_Work task:_
Within the material below, count how many lines contain "position". Answer with only that number.

***

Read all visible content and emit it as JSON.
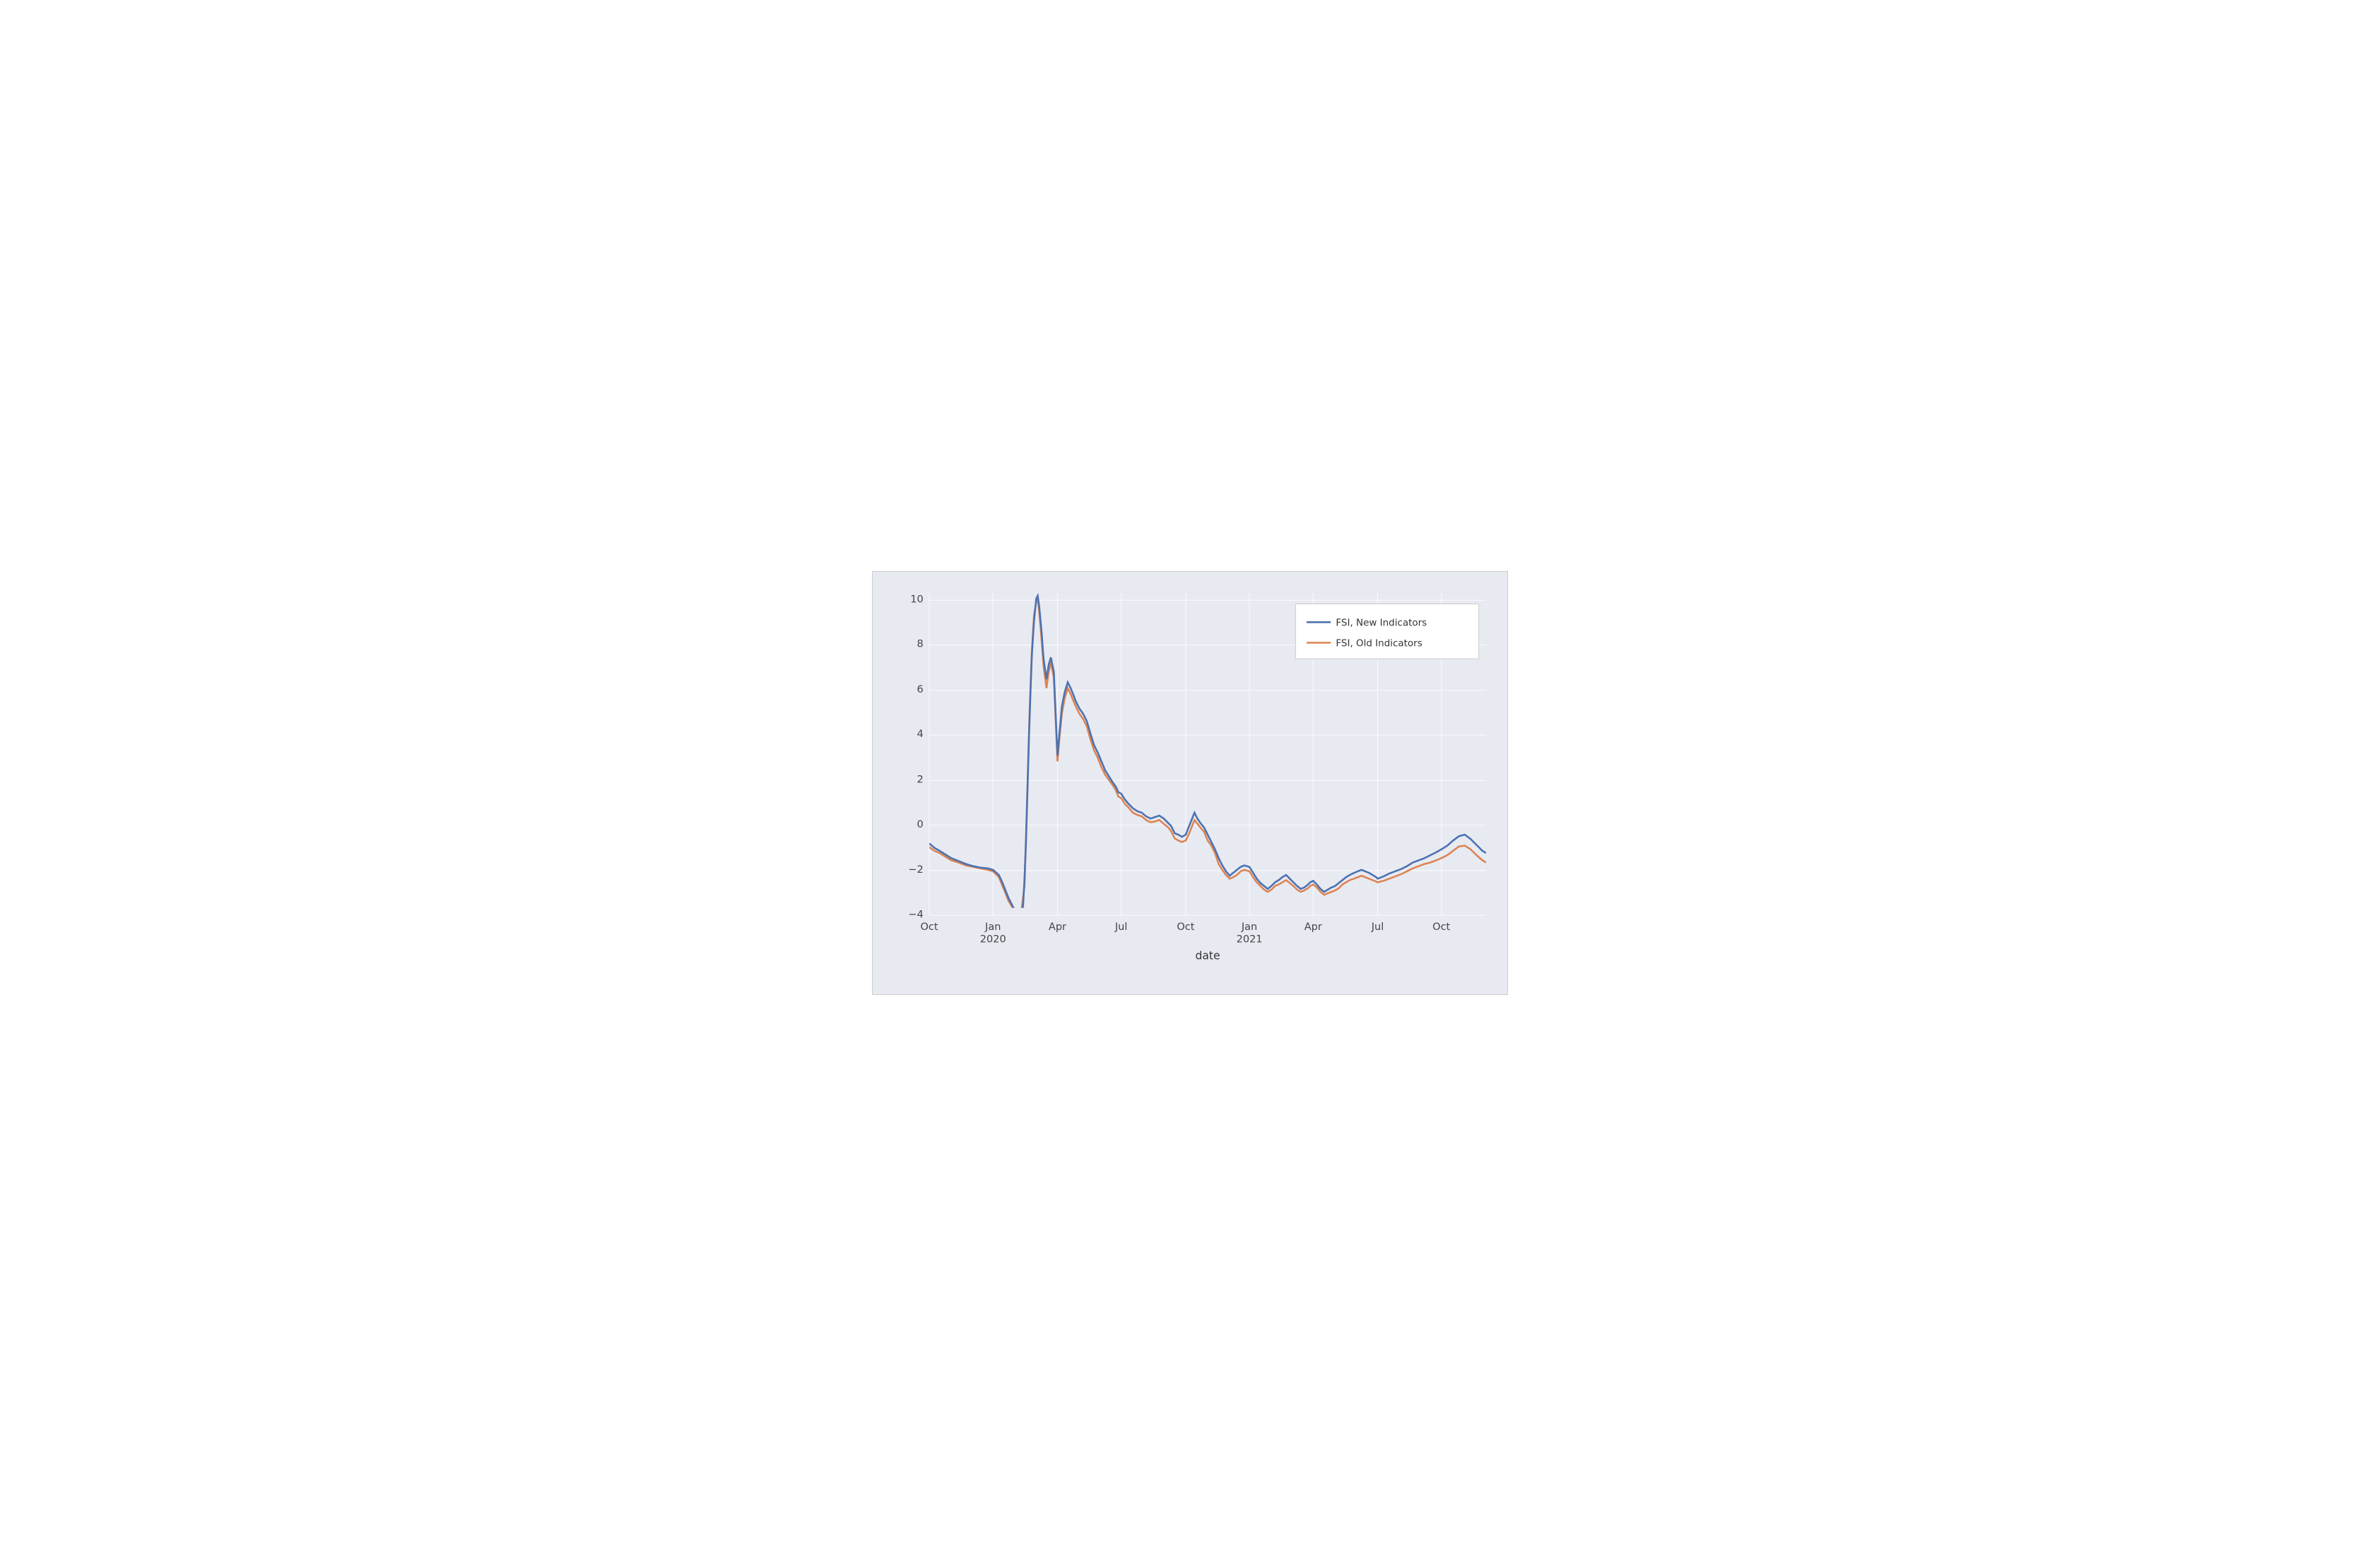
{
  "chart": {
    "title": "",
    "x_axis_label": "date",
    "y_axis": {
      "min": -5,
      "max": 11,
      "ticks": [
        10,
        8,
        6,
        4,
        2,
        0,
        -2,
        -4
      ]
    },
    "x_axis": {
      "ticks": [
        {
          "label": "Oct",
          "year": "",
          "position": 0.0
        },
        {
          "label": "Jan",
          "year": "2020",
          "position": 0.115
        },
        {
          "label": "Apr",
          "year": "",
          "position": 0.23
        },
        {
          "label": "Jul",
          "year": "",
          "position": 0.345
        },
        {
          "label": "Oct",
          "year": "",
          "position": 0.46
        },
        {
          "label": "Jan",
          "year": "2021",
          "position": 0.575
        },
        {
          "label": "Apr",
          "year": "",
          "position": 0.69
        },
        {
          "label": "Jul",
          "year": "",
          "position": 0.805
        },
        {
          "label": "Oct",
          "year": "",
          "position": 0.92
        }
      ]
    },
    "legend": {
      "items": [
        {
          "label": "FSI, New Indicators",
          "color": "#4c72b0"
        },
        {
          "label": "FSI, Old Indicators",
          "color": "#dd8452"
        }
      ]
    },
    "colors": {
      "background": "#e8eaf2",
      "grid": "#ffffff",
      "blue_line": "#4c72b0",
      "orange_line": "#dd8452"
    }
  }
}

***

_The answer:_
9